At some point, Harley management had to make the call: Hope and pray marketing efforts would lead to new customers who would somehow discover, love and buy the often expensive legacy machines, or strike out in new directions that hardcore loyalists may view as anathema but untapped buyers new to the brand could better identify with. The decision was – and is – clear, with expected (and perhaps unexpected) repercussions. Along with the electric LiveWire bikes and the beginner-friendly Street machines, the Pan America and Bronx are part of the company’s More Roads to Harley-Davidson vision of the company’s more diverse future, which will also include electric bicycles, with several prototypes shown at EICMA. In the future, expect more machines outside of the cruiser sphere to join the Bronx and Pan America – providing the sales figures show support for them, at least eventually.
And while the new models may be met with more indifference or even blowback from hard-line Harley fans in the U.S., the company has been working hard to build the brand – and some of the bikes – beyond American shores in countries like India, a strategy that appears to be bearing some fruit, despite the additional setbacks due to the current trade wars that are making Harleys much more expensive to buy in some of those now crucial markets.
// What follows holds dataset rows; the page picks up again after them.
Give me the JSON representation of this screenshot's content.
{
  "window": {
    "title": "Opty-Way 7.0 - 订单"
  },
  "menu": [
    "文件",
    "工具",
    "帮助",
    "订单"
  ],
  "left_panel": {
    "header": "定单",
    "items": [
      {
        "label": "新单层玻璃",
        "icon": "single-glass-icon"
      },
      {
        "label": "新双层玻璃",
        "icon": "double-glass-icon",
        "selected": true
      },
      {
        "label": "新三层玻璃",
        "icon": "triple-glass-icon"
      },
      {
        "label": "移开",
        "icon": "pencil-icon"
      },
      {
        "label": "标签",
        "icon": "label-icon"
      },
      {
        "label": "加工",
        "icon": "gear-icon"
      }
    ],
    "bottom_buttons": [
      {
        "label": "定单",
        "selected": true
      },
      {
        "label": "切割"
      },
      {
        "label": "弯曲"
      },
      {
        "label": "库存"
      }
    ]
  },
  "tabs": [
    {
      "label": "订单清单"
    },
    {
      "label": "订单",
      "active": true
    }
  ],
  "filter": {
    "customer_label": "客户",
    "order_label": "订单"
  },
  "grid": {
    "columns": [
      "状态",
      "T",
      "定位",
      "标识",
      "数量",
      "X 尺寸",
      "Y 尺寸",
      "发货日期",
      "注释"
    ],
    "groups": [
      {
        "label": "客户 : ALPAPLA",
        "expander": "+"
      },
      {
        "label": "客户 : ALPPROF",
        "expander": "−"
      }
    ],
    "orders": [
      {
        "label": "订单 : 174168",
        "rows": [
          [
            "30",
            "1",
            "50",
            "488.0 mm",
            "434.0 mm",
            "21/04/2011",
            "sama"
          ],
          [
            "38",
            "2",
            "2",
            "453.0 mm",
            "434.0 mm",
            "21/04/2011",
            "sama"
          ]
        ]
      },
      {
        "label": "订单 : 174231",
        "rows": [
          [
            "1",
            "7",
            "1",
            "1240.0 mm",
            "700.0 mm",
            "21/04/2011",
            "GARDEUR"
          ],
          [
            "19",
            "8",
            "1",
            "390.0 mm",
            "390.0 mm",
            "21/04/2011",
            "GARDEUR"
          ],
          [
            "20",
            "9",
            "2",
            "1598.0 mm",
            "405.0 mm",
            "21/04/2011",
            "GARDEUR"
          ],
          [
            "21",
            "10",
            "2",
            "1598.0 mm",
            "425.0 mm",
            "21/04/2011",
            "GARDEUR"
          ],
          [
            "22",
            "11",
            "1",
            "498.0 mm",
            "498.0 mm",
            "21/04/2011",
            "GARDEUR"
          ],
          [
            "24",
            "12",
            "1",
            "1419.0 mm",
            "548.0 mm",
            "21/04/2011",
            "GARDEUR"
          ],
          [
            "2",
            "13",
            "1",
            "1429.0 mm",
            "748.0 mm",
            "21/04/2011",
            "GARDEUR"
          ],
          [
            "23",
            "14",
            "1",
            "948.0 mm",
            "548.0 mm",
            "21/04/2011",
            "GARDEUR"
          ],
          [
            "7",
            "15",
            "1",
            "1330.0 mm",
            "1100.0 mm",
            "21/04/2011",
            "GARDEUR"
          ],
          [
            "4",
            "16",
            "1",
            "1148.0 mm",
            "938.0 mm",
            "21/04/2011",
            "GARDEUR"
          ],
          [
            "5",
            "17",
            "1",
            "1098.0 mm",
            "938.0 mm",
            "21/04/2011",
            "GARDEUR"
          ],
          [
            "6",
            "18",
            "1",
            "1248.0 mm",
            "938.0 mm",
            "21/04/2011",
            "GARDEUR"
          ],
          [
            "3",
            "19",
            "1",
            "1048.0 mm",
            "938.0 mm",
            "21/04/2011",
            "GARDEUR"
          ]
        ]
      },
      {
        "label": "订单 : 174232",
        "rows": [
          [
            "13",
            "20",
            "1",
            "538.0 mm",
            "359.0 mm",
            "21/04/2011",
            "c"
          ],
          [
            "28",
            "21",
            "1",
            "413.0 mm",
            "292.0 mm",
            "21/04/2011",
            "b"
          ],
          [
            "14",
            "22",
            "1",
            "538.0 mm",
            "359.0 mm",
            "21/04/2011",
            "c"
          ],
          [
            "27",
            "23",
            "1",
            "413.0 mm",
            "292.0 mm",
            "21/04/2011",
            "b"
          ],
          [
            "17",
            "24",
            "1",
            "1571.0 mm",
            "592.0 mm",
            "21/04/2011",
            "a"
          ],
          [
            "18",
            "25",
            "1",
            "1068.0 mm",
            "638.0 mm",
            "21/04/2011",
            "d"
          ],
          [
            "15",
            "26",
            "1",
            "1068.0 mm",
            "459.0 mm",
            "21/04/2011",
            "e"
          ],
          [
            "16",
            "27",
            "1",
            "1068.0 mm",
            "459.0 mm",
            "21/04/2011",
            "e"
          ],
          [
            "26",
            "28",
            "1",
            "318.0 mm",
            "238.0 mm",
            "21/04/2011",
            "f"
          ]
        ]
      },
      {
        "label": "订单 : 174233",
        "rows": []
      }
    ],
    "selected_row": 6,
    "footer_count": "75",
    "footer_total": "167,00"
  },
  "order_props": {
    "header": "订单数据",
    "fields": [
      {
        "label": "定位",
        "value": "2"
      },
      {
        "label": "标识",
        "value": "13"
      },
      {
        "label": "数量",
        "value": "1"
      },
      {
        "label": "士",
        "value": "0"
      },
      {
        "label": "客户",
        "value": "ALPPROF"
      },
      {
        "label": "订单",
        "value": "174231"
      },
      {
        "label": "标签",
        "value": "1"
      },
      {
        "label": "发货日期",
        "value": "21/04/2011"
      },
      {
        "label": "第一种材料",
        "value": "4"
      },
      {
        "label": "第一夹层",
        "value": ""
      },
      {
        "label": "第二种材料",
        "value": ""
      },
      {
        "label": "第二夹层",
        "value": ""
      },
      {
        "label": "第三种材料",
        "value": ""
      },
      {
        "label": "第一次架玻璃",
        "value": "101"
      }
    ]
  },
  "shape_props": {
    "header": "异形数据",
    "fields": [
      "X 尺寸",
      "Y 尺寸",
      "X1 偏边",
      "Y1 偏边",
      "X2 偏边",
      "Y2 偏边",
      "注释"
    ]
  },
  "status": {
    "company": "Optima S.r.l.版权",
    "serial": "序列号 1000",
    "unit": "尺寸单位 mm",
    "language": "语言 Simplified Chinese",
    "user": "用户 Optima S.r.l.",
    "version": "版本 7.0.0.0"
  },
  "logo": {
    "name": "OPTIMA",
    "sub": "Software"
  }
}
Thus, the understandable if unpopular push to build and sell bikes in those countries to avoid the tariff maze.
The bottom line for those who criticize the Harley-Davidson brass for building bikes outside of the U.S. and gambling the company on ventures such as the LiveWire, Pan America, Bronx and other ideas is this: As it sat, there was little chance that legacy cruiser sales were going to suddenly surge, especially since the numbers were continually sliding while the U.S. was experiencing a robust economy and record employment numbers. It was past time for the Motor Company to not only chart a new course, but to do so in a way that expanded ridership both at home, abroad and into the future. These new bikes – and bicycles – are the tip of the spear in that effort.
If they succeed, you can bet there will be more ADV machines, streetfighters and electric bicycles to choose from, and really, Harley fans and investors who might chafe at these actions would be wise to take a closer look and consider supporting these plans. Are the new bikes any good? Time will tell but given the thorough modernization the Motor Company has undergone over the past decades, it would be unusual and unlikely for them to put out products that underwhelm or fall far short of the competition. And as long as there is gas to pump, Harley-Davidson won’t ever stop making the brilliant and beautiful cruisers that so many people own and cherish, but The Faithful need to understand that their beloved icon of open-road freedom cannot survive on chrome and finned air-cooled cylinders alone.
Forbes hopes to review the Pan America and Bronx machines – and the electric bicycles – once they become available.